Housing Minister Gavin Barwell said that the measures will affect England only and will heighten councils’ ability to solve the issue. This in turn will bring an end to rogue landlords ‘ability to exploit tenants and charge them high rents for poor conditions.
Plans outlined today will see landlords letting properties to five or more people from two or more households would have to be licenced. In addition, they would have to provide a room of a minimum size of 6.52 square metres, thus closing a loophole allowing some rogues to rent rooms much too small for an adult.
Mr Barwell said: ‘These measures will give councils the powers they need to tackle poor quality rental homes in their area. By driving out rogue landlords that flout the rules out of business, we are raising standards and giving tenants the protection they need.’
Other measures to help councils raise standards in multiple occupancy lets include ensuring mandatory rules apply to all shared properties with five or more people from two or more households. Additionally, this would apply to flats above and below shops and other business premises.
At present, licensing only comes into force for homes with three or more floors and does not apply to homes attached to businesses unless they are in a three-story property.
Landlords facing minimum room size licensing scheme
Under these proposals, landlords of shared properties will be permitted to provide sufficient storage and disposal of rubbish and pass a fit a proper person test.
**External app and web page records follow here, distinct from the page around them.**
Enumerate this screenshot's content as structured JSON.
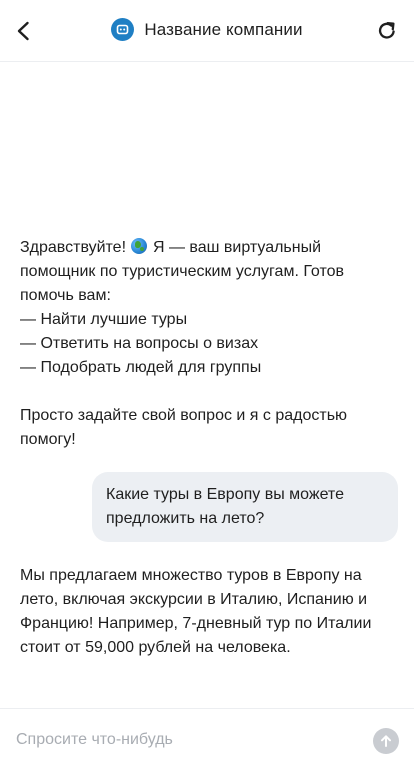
{
  "header": {
    "back_icon": "chevron-left-icon",
    "company_name": "Название компании",
    "avatar_icon": "bot-icon",
    "refresh_icon": "refresh-icon",
    "accent_color": "#1f7fc4"
  },
  "messages": {
    "bot_greeting": {
      "line1_before_emoji": "Здравствуйте!",
      "emoji_icon": "globe-icon",
      "line1_after_emoji": "Я — ваш виртуальный помощник по туристическим услугам. Готов помочь вам:",
      "items": [
        "— Найти лучшие туры",
        "— Ответить на вопросы о визах",
        "— Подобрать людей для группы"
      ],
      "closing": "Просто задайте свой вопрос и я с радостью помогу!"
    },
    "user_question": "Какие туры в Европу вы можете предложить на лето?",
    "bot_answer": "Мы предлагаем множество туров в Европу на лето, включая экскурсии в Италию, Испанию и Францию! Например, 7-дневный тур по Италии стоит от 59,000 рублей на человека."
  },
  "composer": {
    "placeholder": "Спросите что-нибудь",
    "value": "",
    "send_icon": "arrow-up-icon"
  }
}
Criminal record checks will be carried out.
If a landlord fails to obtain a licence they will be liable to pay an unlimited fine. Mr Barwell believes these measures will complement other Government efforts to seek out unscrupulous landlords.
Already, £5m of Government funding to 48 councils has brought about a big increase in the number of homes checked in the last quarter. In early 2016, in excess of 33,000 homes were inspected. Around 2,800 rogues are facing prosecuting as a result of these checks.